[Material for the task — start]
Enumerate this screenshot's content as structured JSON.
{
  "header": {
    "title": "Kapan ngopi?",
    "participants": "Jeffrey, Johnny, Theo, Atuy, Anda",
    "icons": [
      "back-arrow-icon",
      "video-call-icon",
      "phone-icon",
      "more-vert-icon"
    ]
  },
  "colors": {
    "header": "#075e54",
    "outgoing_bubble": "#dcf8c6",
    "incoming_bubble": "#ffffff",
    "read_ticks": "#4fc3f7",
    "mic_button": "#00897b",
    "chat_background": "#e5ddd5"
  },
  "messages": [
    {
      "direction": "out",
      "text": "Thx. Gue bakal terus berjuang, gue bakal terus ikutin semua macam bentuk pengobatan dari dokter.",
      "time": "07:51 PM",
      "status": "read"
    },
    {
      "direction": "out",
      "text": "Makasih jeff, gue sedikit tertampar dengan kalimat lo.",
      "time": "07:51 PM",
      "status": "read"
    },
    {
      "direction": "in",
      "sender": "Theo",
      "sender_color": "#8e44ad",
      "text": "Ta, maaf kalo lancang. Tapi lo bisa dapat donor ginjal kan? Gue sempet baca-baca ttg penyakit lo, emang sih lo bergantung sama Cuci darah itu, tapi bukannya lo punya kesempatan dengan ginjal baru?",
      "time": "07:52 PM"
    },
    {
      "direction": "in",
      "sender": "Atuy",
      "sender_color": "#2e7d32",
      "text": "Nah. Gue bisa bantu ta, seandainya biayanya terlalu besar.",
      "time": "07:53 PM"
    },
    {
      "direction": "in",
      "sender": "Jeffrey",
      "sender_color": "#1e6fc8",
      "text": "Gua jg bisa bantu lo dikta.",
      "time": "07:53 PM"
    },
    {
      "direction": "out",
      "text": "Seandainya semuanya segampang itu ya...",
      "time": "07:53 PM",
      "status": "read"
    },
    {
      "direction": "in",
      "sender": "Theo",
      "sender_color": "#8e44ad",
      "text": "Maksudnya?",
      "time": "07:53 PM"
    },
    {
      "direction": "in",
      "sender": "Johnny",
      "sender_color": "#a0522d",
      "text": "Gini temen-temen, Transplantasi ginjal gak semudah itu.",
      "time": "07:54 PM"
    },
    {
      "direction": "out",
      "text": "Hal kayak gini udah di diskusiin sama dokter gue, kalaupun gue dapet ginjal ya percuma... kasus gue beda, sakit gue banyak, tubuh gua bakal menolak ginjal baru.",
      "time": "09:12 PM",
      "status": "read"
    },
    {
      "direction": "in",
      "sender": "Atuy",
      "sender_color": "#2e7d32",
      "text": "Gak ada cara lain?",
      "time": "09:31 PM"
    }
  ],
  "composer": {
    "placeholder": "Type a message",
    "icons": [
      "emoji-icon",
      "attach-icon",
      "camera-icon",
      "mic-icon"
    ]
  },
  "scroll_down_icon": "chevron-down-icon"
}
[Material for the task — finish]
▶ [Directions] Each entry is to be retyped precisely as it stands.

▶ [Reply to the task]
Enumerate this screenshot's content as structured JSON.
{
  "header": {
    "title": "Kapan ngopi?",
    "participants": "Jeffrey, Johnny, Theo, Atuy, Anda",
    "icons": [
      "back-arrow-icon",
      "video-call-icon",
      "phone-icon",
      "more-vert-icon"
    ]
  },
  "colors": {
    "header": "#075e54",
    "outgoing_bubble": "#dcf8c6",
    "incoming_bubble": "#ffffff",
    "read_ticks": "#4fc3f7",
    "mic_button": "#00897b",
    "chat_background": "#e5ddd5"
  },
  "messages": [
    {
      "direction": "out",
      "text": "Thx. Gue bakal terus berjuang, gue bakal terus ikutin semua macam bentuk pengobatan dari dokter.",
      "time": "07:51 PM",
      "status": "read"
    },
    {
      "direction": "out",
      "text": "Makasih jeff, gue sedikit tertampar dengan kalimat lo.",
      "time": "07:51 PM",
      "status": "read"
    },
    {
      "direction": "in",
      "sender": "Theo",
      "sender_color": "#8e44ad",
      "text": "Ta, maaf kalo lancang. Tapi lo bisa dapat donor ginjal kan? Gue sempet baca-baca ttg penyakit lo, emang sih lo bergantung sama Cuci darah itu, tapi bukannya lo punya kesempatan dengan ginjal baru?",
      "time": "07:52 PM"
    },
    {
      "direction": "in",
      "sender": "Atuy",
      "sender_color": "#2e7d32",
      "text": "Nah. Gue bisa bantu ta, seandainya biayanya terlalu besar.",
      "time": "07:53 PM"
    },
    {
      "direction": "in",
      "sender": "Jeffrey",
      "sender_color": "#1e6fc8",
      "text": "Gua jg bisa bantu lo dikta.",
      "time": "07:53 PM"
    },
    {
      "direction": "out",
      "text": "Seandainya semuanya segampang itu ya...",
      "time": "07:53 PM",
      "status": "read"
    },
    {
      "direction": "in",
      "sender": "Theo",
      "sender_color": "#8e44ad",
      "text": "Maksudnya?",
      "time": "07:53 PM"
    },
    {
      "direction": "in",
      "sender": "Johnny",
      "sender_color": "#a0522d",
      "text": "Gini temen-temen, Transplantasi ginjal gak semudah itu.",
      "time": "07:54 PM"
    },
    {
      "direction": "out",
      "text": "Hal kayak gini udah di diskusiin sama dokter gue, kalaupun gue dapet ginjal ya percuma... kasus gue beda, sakit gue banyak, tubuh gua bakal menolak ginjal baru.",
      "time": "09:12 PM",
      "status": "read"
    },
    {
      "direction": "in",
      "sender": "Atuy",
      "sender_color": "#2e7d32",
      "text": "Gak ada cara lain?",
      "time": "09:31 PM"
    }
  ],
  "composer": {
    "placeholder": "Type a message",
    "icons": [
      "emoji-icon",
      "attach-icon",
      "camera-icon",
      "mic-icon"
    ]
  },
  "scroll_down_icon": "chevron-down-icon"
}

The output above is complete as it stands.